How many years have you been in the business? Tell me briefly about your background and your current position today.
I have been in the restaurant industry for over 30 years. I have been a sommelier for well over 20 years. My career has been spent working in high end restaurant for star chefs: the late Judy Rogers, Jeremiah Tower and Mark Dommen, just to name a few. I have been the Wine Director at One Market Restaurant in San Francisco, my current restaurant for thirteen years.
Did you have a particular “aha!” moment that propelled you into wine?
I had always loved wine and I have a good palate. It was at the urging of other women in the industry — Loretta Keller, a female chef owner and Sylvie Laly, a female wine director — who propelled me to the possibility of a career in wine as a woman and as a Black woman.
What is the most rewarding part of your job?
There are so many things— the sparkle in the guest’s eyes when they love the wine suggested, being a role model for someone else and inspiring them to work with wine.
Can you describe any prejudices you’ve experienced in this industry as a woman?
It a double- edged sword, I am a female sommelier and a Black woman. After all this time, people are still surprised and expect a man to show up at the table. But the worst is when you host an event and you are ignored at the tasting table. The person pouring has no idea that you are the host, and they have let their prejudice prevail about gender and possibly race.
Women are victims of the patriarchy as well, and often are more judgmental of other women as a result. How can we as women become more aware of our own prejudice towards each other and change that behavior?
We have to keep an open mind. Just because the idea is new and different it doesn’t mean it is bad and vice versa. We must listen to each other and really hear what that person is saying with an open mind.
When it comes to wine, what benefits do you think we’ll see as a community by better supporting women?
There are a lot of opportunities in our industry for women.

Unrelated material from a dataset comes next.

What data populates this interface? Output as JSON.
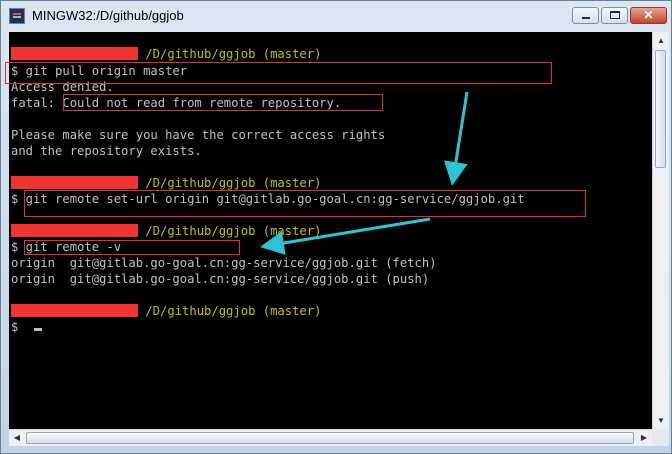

The more programs we offer in wine education and mentorship across the board, the more women of all ages and ethnic backgrounds will know that it is possible to work in our industry.
What changes do you hope to see in regards to women in the wine industry in the next five years?
I think we will see a lot more ingenuity in business models, especially in this new age of pivoting the current business model for the food and beverage industry. We will see a lot more people of color in this space.
What message do you have for women entering the wine profession?
It is possible to be in the wine industry even if you don’t see anyone that looks like you. Do not be afraid to ask someone to mentor you, especially if it is someone you look up to or admire. If you have a new concept, an idea, something that has not been done before or in a different way— do not be afraid to try it.
What does equality in the wine industry look like to you?
Equality means being seen for your worth, what you bring to the table and how you lift up your collective community. It is being seen as your true, authentic self and being equally monetarily compensated for your work.
In what ways would you say you are contributing to equality in wine?
I use my platform to highlight women in the wine industry: winemakers, executives, winery owners, anyone that helps to create the wine project. Also, It’s important to highlight people of color in my projects.
What are some defining characteristics of a wonder woman of wine to you?
She is fearless, not afraid to fail when trying something new and different, she is not afraid of change, she is strong, she is smart, she takes care of her collective community and she doesn’t forget to fill her up her own cup to sustain herself.
What other women of wine do you admire and why?
There are so many women during my long career and women in the current world of wine who are holding it down and getting it done for the collective community and the sisterhood of women in wine.